Paay, J. (2008). From ethnography to interface design.

I didn’t know much about ethnography before reading this article, but I thought it gave a great background on it and the relation to HCI. Obviously, I didn’t know that a gap existed between ethnography and interface design either, but the paper seemed to propose such a simplistic solution that I wonder if it is actually effective. Turning towards ethnography for a contextual understanding of technology seems like a smart move for a designer, since it enriches a user’s experience and provides answers to a design. It makes me wonder why such a gap still exists between the two, although I can understand how the translation could prove difficult. I guess it shows that moving from Research to Planning isn’t always easy.

I also thought this article gave an informative instruction on their design process.

Eysenbach, G., & Köhler, C. (2002). How do consumers search for and appraise health information on the world wide web? Qualitative study using focus groups, usability tests, and in-depth interviews.

This article reminded me about the one on information scent, partially because of the task searching and the medical information topic. What I most liked about this reading was the quotes from the focus groups and interviews about credibility. The participants mentioned several key items to consider when designing. It also shows that users will likely not continue on a site if it lacks perceived credibility.

Millen, D. (2000). Rapid ethnography: Time deepening strategies for HCI field research.

This paper posed many standing problems with ethnographic methods for HCI. While it may be a powerful way of obtaining research on your audience, I can understand how time does not always allow for such an extensive analysis.

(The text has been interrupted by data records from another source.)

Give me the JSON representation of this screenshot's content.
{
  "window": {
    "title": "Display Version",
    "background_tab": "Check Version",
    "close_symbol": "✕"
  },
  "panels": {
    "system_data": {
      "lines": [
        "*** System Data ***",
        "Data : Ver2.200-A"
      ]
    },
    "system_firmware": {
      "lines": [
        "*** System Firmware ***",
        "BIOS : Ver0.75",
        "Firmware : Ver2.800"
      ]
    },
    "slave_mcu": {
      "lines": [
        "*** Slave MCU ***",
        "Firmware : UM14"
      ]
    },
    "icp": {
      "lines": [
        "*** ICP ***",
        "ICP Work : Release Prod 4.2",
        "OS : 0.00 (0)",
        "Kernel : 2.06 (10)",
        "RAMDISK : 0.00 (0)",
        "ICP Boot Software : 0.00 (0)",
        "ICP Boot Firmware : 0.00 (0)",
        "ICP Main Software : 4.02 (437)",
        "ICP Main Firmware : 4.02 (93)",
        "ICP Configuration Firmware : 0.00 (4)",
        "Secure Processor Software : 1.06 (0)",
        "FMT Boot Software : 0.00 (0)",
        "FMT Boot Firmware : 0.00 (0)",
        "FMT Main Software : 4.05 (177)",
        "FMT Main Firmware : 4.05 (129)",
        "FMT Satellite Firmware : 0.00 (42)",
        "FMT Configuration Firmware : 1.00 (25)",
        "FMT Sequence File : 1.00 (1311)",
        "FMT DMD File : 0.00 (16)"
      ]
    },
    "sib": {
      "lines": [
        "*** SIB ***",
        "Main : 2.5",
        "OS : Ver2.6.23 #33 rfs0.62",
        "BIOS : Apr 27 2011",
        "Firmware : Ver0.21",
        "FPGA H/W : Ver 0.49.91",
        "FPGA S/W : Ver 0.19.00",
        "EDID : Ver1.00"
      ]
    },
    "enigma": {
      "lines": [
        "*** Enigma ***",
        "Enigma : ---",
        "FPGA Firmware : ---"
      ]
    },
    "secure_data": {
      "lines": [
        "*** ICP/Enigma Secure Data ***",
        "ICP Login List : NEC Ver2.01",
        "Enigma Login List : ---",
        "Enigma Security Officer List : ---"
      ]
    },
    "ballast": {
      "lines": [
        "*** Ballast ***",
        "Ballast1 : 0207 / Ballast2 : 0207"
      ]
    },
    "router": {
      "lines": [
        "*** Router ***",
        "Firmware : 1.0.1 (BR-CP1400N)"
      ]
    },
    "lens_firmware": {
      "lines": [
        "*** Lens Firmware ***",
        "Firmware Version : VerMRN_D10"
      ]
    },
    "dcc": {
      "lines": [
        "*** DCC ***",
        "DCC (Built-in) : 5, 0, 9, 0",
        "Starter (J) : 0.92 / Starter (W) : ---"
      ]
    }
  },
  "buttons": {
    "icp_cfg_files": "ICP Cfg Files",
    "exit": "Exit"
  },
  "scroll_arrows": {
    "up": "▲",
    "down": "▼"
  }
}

Rapid ethnography seems to provide an alternative to time-sensitive projects by “narrowing the focus of the field research”, using “multiple interactive observation techniques”, and using “collaborative and computerized iterative data analyze methods”. However, it does seem that many sources are recommended for it to succeed, such as field guides, corporate informants, various software, etc.

Cooper. (2007). About face 3.

Cooper’s Chapter 4 covers ways to conduct qualitative research, including ethnographic interviews. He suggests speaking with stakeholders and subject matter experts to identify candidates for interviews before actually conducting them. This way, the designer basically sets up a persona hypothesis and has a basic idea of the different behavior patters that will appear when researching. Cooper also touches briefly on other types of research such as focus groups, usability testing, card sorting, and task analysis – many of which we spoke of in class last week.

Breakthrough Idea 2: LED Contacts

Whoa. Just, whoa.

An old high school classmate of mine recently posted this surprising link on Facebook: LED Lights Make Augmented Vision a Reality. The article dates back to January so I may be behind the times, but this is the first I’ve heard of any breakthrough like this.

My first reaction: It’s like Minority Report! Soon we’ll be watching TV with contact lenses and later we’ll be interacting with interfaces with just our eyeballs. Nifty.

The article mentions augmented reality, but aside from that, just think of what implications this will have in HCI. Interfaces floating in front of our eyes… The design of such will likely change as the way we use them changes. No longer inhibited by monitors and their constraints, designers would have to accommodate for this. However, I imagine design principles to remain the same since they are based on human perception, but they would likely be applied differently.

The only concern I have is that floating interactive interfaces, such as ones in Minority Report, seem to require more effort to use. Grabbing a window physically by extending your arm seems to ask a lot of the user. Perhaps this won’t be the case, however, and that technology will only require miniscule movements to function – a twitch of a finger, perhaps.